Matthew was written by the apostle Matthew, otherwise called Levi, the tax
collector, who is said to have been run through with a spear as a consequence
of his written and oral testimony.
Matthew spoke powerfully to his own people, longing for their eyes to be
opened so they could see that the man Jesus fulfilled the Old Testament
prophecies and was their long-expected Messiah. His testimony is sweetened by
many direct quotations of the Savior's own words. It is Matthew to whom we are
indebted for a detailed recounting of Christ's Sermon on the Mount. In fact,
there is a recorded statement by a bishop named Papias in the first half of
the second century that Matthew was the one who compiled a record of Christ's
sayings in Hebrew, and that others used his record as a source for their own
testimonies of Christ's life and teachings.1
December 31, 2002
Whether you're a Gospel Doctrine teacher preparing to teach the New Testament for the first time, or a Gospel Doctrine student anxious to drink deep this coming year, you could probably use a good book (or two) to supplement your study. From recent titles to perennial favorites, here is a review of some of the best New Testament books for Latter-day Saints.
Whether you're a Gospel
Doctrine teacher preparing to teach the New Testament for the first time, or a
Gospel Doctrine student anxious to drink deep this coming year, you could
probably use a good book (or two) to supplement your study. A reliable
commentary can enrich your understanding of the language, culture, and lands
of the New Testament, provide significant doctrinal insights, and expand your
appreciation for the life and mission of Christ and his apostles.
But where can you find a dependable commentary? Fortunately, there are
dozens of fantastic books on the New Testament suited for LDS readers. From
recent titles to perennial favorites, here is a review of some of the best New

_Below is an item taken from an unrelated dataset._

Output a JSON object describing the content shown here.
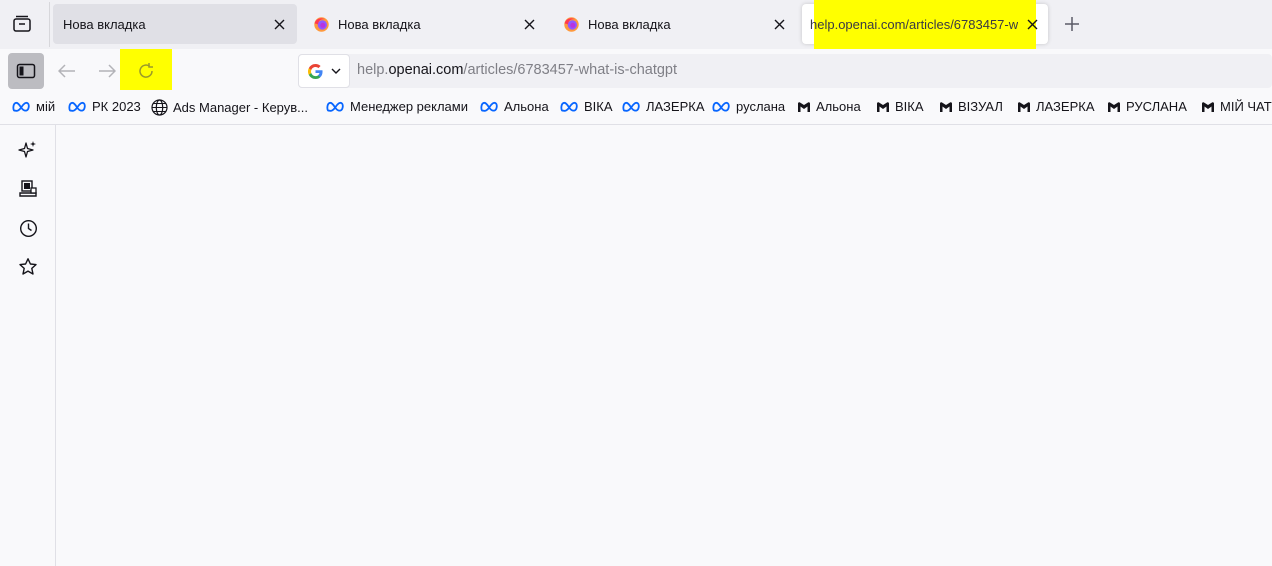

Testament books for Latter-day Saints. If you have other suggestions, please post them to the
board for this article.